The Blackfeet Reservation Program in Montana was initiated in 1999 by Global Volunteers Co-Founder Michele Gran and Blackfeet elder Dorothy Still Smoking. 2021 marks the 22nd year of Global Volunteers’ partnership with the Blackfeet Nation. Because of the pandemic, we were unable to serve on the reservation during 2020. But now, our community partners on the reservation await Global Volunteers to help rebuild their community. We’re very proud of our long-standing relationship with the Blackfeet people, and are thrilled to be returning to work with them this summer. Read on for details on this partnership — a collaboration for mutual understanding and respect between cultures.

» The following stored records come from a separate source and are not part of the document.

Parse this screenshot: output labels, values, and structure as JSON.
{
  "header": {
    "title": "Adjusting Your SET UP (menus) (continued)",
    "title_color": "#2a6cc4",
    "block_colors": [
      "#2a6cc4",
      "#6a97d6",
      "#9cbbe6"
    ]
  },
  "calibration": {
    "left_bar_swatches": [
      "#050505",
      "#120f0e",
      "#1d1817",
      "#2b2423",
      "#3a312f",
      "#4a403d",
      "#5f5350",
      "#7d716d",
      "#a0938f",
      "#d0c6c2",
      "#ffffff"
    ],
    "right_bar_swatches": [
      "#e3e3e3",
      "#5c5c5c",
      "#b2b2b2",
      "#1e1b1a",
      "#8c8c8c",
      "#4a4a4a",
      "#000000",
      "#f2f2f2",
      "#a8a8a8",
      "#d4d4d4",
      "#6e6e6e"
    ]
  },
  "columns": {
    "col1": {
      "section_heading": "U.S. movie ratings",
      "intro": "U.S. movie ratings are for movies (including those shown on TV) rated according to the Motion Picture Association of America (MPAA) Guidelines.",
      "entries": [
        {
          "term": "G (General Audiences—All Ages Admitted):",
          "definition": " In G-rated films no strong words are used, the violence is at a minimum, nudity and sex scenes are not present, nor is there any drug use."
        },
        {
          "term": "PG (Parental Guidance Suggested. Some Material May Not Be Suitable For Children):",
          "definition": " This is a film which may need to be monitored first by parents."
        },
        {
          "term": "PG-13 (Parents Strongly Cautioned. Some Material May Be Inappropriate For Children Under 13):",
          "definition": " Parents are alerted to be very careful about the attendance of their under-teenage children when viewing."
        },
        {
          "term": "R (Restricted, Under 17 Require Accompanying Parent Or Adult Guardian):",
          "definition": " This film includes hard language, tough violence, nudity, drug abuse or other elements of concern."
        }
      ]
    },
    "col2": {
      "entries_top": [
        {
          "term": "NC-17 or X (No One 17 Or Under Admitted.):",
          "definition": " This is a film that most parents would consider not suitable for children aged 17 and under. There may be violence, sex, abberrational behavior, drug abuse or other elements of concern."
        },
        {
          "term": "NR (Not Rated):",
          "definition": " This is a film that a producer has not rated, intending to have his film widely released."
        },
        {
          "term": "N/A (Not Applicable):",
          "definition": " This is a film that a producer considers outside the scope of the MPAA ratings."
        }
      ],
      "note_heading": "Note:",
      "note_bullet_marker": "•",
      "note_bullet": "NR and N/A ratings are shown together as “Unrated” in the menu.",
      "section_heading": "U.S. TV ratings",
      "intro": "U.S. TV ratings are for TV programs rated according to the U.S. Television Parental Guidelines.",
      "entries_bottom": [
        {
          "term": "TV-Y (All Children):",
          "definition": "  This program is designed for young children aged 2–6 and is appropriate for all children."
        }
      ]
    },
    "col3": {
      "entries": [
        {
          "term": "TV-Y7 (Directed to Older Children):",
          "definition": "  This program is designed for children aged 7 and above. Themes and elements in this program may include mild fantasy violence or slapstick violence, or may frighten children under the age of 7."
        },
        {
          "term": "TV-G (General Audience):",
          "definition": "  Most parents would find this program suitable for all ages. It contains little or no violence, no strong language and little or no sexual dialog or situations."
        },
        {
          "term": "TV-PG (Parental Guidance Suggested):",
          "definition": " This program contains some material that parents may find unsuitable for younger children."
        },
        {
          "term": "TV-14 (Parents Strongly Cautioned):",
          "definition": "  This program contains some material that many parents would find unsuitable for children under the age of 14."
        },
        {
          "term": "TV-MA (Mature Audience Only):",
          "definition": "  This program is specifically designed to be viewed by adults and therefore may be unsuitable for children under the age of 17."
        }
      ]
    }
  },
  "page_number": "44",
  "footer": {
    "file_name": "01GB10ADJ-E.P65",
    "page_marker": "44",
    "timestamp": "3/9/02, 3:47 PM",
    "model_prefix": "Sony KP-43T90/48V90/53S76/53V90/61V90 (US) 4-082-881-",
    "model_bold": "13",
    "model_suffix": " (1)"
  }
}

Photo: Blackfeet elder Bob Tailfeathers with granddaughter by Michele Gran.
In Browning, Heart Butte, Starr School, Babb, East Glacier, and points in between, Global Volunteers has worked hand-in-hand with elders, children, students, teachers, veterans, mothers, and families to help improve the standard of living on the Blackfeet Reservation. Whether painting fences, distributing clothes, erecting tipis, serving meals, reading stories, planting vegetables, visiting elders, sorting books, comforting toddlers, mentoring students, harvesting herbs, mowing lawns, painting murals, or helping in so many other ways, volunteers from across the U.S. and around the world make a long-lasting difference through service. Taking in the rugged and wild beauty of the northern plains and Rocky Mountains, and absorbing the deeply spiritual culture of local people, one can’t help but marvel at the perspective afforded by this unique service opportunity.

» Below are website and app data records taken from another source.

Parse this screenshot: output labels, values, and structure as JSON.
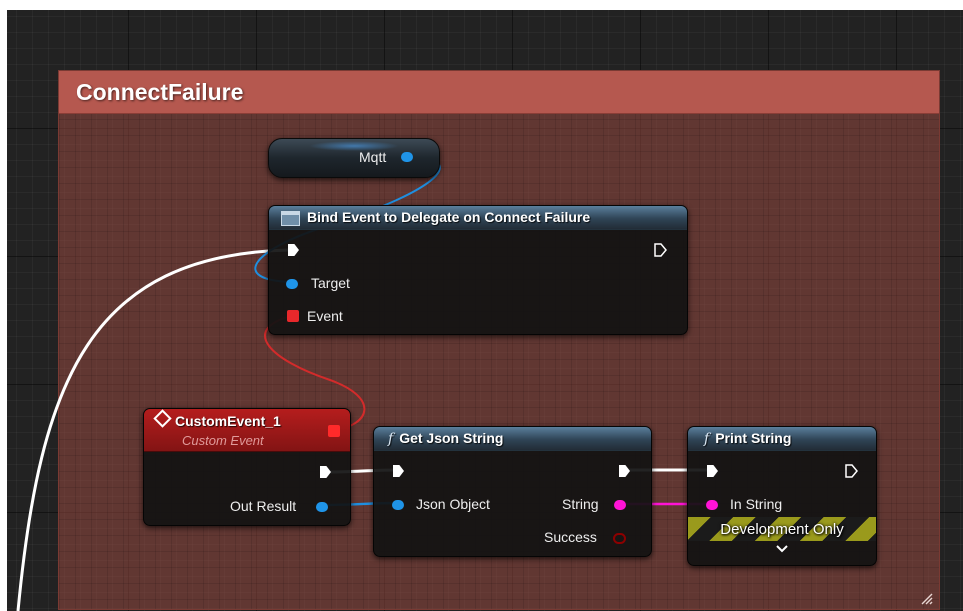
{
  "comment": {
    "title": "ConnectFailure",
    "color": "#b5584f"
  },
  "colors": {
    "exec": "#ffffff",
    "object_pin": "#1f94e8",
    "delegate_pin": "#e8282b",
    "string_pin": "#ff13d6",
    "bool_pin": "#8c0000",
    "function_header": "#2f4456",
    "event_header": "#a31a1a"
  },
  "mqtt_node": {
    "pin_label": "Mqtt",
    "icon": "object-pin-icon"
  },
  "bind_node": {
    "title": "Bind Event to Delegate on Connect Failure",
    "icon": "delegate-icon",
    "pins": {
      "target": "Target",
      "event": "Event"
    }
  },
  "custom_event_node": {
    "title": "CustomEvent_1",
    "subtitle": "Custom Event",
    "icon": "event-diamond-icon",
    "pins": {
      "out_result": "Out Result"
    }
  },
  "get_json_node": {
    "title": "Get Json String",
    "icon": "f",
    "pins": {
      "json_object": "Json Object",
      "string": "String",
      "success": "Success"
    }
  },
  "print_node": {
    "title": "Print String",
    "icon": "f",
    "pins": {
      "in_string": "In String"
    },
    "banner": "Development Only",
    "expand_icon": "chevron-down-icon"
  }
}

Establishing and Maintaining Working Partnerships on “The Rez”
We celebrate the success of sustaining a productive and trusting working partnership with Blackfeet partners. Life in a Native American community can be puzzling for non-Indians, and volunteers must work to suspend judgement about the complexities born of historical trauma and oppression. Deference to elders, tribal identity, and a greater fluidity between work and non-work activities than what is found in mainstream non-Indian society seems to contribute to this. Daily work assignments help build commonality between volunteers and local people, providing you a privileged, unvarnished glimpse into the struggles and celebrations of those with whom you work. Our mantra, “Things are often not as they first appear” is especially valuable on the reservation. One of the greatest benefits of serving as a volunteer under the direction of local leaders is access to events and places the casual visitor would never witness. This includes participating in traditional “sweats,” witnessing a Sun Dance, helping prepare a ceremonial pow-wow, attending memorial feeds and funerals, sharing traditional meals, being invited into homes, observing a tribal council meeting, and much more.
“Things are often not as they first appear.”
Welcoming Volunteers From All Walks of Life
In 2019, we welcomed 13 teams of volunteers and this summer we will be welcoming nine teams to help the Blackfeet Nation rebuild their community after the effects of the pandemic. To date, more than 2,500 volunteers of all ages, backgrounds, and from across the world have shared their skills at Blackfeet Early Childhood Learning Center, Blackfeet Community College, Eagle Shield Assisted Living, the Blackfeet Care Center, Manpower Services, White Buffalo Juvenile Detention Center, the Carole White Summer Program, the Southern Piegan Diabetes Project, the Browning Fire Department, Blackfeet Boys and Girls Club, Crystal Creek Treatment Program, Cuts Wood School, the Community Development Program, Blackfeet De la Salle School as well as Tribal offices throughout the community. To date, our oldest volunteer has been 92, and our youngest have been 7. Students, families, couples, and groups of all compositions have opened their hearts to the adventure of volunteering on the Blackfeet Reservation.